### [Directions for this task]
Each line of the entries below that includes "title" belongs in your answer.
===
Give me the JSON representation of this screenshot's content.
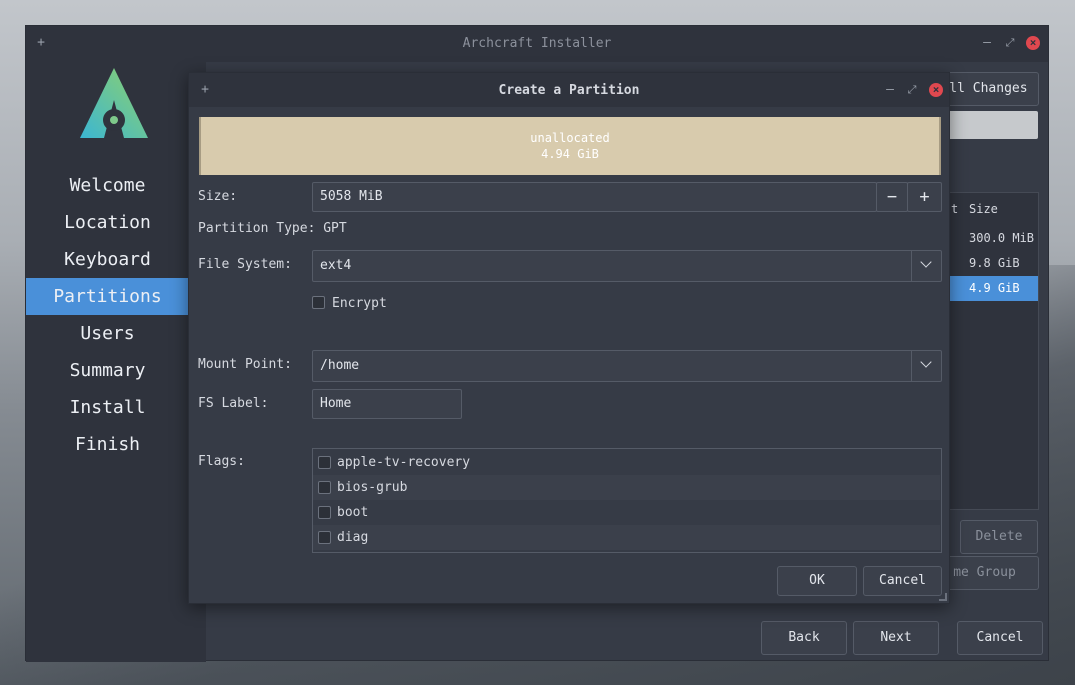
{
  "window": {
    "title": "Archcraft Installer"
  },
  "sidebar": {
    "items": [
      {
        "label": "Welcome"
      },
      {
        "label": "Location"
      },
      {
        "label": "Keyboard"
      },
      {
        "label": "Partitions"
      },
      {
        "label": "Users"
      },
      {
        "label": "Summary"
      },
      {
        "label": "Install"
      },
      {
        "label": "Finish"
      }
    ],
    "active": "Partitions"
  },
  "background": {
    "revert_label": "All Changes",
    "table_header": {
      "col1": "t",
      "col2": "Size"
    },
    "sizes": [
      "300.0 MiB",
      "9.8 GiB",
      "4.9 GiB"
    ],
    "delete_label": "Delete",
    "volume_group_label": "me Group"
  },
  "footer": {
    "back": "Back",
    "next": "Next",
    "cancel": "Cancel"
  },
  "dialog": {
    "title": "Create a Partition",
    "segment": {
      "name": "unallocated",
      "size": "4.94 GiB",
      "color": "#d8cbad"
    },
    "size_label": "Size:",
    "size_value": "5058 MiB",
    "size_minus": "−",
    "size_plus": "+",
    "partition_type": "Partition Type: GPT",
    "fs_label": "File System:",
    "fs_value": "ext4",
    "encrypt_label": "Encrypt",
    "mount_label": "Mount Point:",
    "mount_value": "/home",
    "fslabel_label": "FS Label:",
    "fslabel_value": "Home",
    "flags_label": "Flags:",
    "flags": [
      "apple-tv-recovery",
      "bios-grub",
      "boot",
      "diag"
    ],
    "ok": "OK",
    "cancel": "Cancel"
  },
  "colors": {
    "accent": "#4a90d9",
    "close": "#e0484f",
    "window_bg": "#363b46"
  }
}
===
### [Result of the task]
    "title": "Archcraft Installer"
    "title": "Create a Partition",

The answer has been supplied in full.